__What is being asked__:
Retype all of the records shown beneath this task, exactly as they stand.

__Excerpted data__:
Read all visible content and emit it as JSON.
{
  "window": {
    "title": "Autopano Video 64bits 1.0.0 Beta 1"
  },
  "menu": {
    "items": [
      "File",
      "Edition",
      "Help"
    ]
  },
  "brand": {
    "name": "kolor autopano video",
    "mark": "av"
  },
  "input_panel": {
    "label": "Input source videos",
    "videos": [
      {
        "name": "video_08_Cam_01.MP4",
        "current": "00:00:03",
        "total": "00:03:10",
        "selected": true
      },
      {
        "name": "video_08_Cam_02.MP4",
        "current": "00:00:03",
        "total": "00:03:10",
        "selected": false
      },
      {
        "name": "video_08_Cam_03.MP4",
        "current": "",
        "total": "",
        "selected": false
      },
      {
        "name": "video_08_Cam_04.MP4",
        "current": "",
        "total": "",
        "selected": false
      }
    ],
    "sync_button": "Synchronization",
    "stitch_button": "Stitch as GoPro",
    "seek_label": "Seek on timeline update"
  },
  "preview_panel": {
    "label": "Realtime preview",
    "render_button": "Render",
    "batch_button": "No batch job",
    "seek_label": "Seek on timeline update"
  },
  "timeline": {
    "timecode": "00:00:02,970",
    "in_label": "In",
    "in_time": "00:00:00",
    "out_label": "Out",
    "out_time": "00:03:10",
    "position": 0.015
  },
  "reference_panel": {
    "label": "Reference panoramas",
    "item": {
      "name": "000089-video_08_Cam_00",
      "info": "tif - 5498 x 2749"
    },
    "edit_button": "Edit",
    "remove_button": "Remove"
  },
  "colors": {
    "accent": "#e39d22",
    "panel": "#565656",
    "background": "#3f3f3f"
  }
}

__Result__:
Read all visible content and emit it as JSON.
{
  "window": {
    "title": "Autopano Video 64bits 1.0.0 Beta 1"
  },
  "menu": {
    "items": [
      "File",
      "Edition",
      "Help"
    ]
  },
  "brand": {
    "name": "kolor autopano video",
    "mark": "av"
  },
  "input_panel": {
    "label": "Input source videos",
    "videos": [
      {
        "name": "video_08_Cam_01.MP4",
        "current": "00:00:03",
        "total": "00:03:10",
        "selected": true
      },
      {
        "name": "video_08_Cam_02.MP4",
        "current": "00:00:03",
        "total": "00:03:10",
        "selected": false
      },
      {
        "name": "video_08_Cam_03.MP4",
        "current": "",
        "total": "",
        "selected": false
      },
      {
        "name": "video_08_Cam_04.MP4",
        "current": "",
        "total": "",
        "selected": false
      }
    ],
    "sync_button": "Synchronization",
    "stitch_button": "Stitch as GoPro",
    "seek_label": "Seek on timeline update"
  },
  "preview_panel": {
    "label": "Realtime preview",
    "render_button": "Render",
    "batch_button": "No batch job",
    "seek_label": "Seek on timeline update"
  },
  "timeline": {
    "timecode": "00:00:02,970",
    "in_label": "In",
    "in_time": "00:00:00",
    "out_label": "Out",
    "out_time": "00:03:10",
    "position": 0.015
  },
  "reference_panel": {
    "label": "Reference panoramas",
    "item": {
      "name": "000089-video_08_Cam_00",
      "info": "tif - 5498 x 2749"
    },
    "edit_button": "Edit",
    "remove_button": "Remove"
  },
  "colors": {
    "accent": "#e39d22",
    "panel": "#565656",
    "background": "#3f3f3f"
  }
}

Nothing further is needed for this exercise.